‘FIX IT!’ I screamed.

The sound did not improve, so I threw all the wedge monitors off the front of the stage. Crowds love this sort of thing; they think it’s show time. Sometimes it may be, but sometimes it’s not. This whole spectacle was being shown live on TV across millions of Latin American households.

I did a bit more singing and then went behind the amps to calm down a bit. A roadie gave me a towel to wipe the blood away from my eyes, and then another member of the crew showed up, very excited. He looked carefully at the wound.

‘Rod says can you squeeze it and make it bleed some more,’ he said. ‘It looks great on the telly.’

Next day, the picture was front-page news: sweaty, blood-stained me, and 300,000 new Iron Maiden fans.

We relished it all, and the comedown from the show lasted all night. It was a late show in any case, so it was four or five in the morning when we got to the hotel. Our ears were still ringing and alcohol seemed to have no soporific effect; the adrenalin rush was still overpowering the body’s efforts to sleep.

I walked into the hotel lobby at about 6 a.m. There were no fans. The road was deserted out to the beach, and the sun was deliciously eyeball-roastingly warm, just before it would become scorchingly unbearable.

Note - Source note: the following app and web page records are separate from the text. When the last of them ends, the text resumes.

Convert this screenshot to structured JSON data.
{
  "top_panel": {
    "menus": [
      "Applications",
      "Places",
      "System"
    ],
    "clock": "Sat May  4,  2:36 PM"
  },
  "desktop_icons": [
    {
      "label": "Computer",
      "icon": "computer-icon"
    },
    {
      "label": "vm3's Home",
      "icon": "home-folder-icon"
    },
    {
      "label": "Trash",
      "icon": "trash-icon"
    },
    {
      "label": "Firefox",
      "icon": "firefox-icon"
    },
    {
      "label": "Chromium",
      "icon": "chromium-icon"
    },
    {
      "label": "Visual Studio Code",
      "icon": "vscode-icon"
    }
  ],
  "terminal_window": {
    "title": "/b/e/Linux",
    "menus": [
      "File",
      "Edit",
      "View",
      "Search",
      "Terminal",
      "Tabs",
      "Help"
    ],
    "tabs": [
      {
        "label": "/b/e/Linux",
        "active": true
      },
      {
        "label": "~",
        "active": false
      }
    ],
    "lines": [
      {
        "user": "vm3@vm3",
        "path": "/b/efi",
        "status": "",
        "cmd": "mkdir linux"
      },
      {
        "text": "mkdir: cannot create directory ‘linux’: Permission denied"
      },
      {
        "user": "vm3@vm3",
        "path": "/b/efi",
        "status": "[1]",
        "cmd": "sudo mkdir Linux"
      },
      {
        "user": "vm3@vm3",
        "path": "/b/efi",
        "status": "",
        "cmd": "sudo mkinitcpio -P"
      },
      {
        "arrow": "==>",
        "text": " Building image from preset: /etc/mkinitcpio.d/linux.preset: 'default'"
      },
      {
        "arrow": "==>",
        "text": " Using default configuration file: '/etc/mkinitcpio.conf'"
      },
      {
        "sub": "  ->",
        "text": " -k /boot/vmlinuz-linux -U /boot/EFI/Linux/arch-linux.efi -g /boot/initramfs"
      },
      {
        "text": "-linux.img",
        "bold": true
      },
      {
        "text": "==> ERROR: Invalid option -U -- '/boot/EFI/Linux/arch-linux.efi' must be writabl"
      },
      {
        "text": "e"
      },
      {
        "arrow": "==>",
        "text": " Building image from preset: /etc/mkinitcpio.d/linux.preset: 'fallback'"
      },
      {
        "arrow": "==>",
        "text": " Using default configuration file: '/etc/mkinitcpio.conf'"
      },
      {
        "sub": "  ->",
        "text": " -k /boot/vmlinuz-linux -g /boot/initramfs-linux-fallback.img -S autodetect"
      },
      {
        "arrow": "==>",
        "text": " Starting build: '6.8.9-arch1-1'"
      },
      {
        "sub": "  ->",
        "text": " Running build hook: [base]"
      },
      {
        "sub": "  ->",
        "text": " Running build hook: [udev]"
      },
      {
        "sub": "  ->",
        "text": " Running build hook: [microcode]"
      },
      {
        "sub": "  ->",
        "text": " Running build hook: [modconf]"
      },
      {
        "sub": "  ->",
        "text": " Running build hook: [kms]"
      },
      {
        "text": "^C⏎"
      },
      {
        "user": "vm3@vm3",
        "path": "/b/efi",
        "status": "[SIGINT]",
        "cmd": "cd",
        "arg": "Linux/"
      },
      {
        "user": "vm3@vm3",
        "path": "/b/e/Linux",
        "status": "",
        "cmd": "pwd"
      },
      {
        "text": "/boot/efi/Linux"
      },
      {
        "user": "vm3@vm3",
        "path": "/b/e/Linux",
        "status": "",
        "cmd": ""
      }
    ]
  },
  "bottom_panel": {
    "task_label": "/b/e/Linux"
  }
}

It was a strange feeling to be free after six days under siege. I indulged in the forbidden fruit of escaping without a minder and slowly crossed the road, took off my shoes and sat down on the beach, wiggling my toes in the hot sand.

Not long now, and then back on a plane to the middle of winter. What a fucking weird life this is, I thought to myself. I looked to my left. There was Brian May, eyes closed, face towards the sun, probably thinking something similar. I left him to it. Funny old world, really.

Bruce Dickinson’s Scream For Me Sarajevo documentary set for UK cinemas

What Does This Button Do? by Bruce Dickinson review

Bruce Dickinson: I Knew I'd Joined A Great Band. I Knew I Could Make It Better

Scream For Me: How Bruce Dickinson Helped Take Iron Maiden To The Top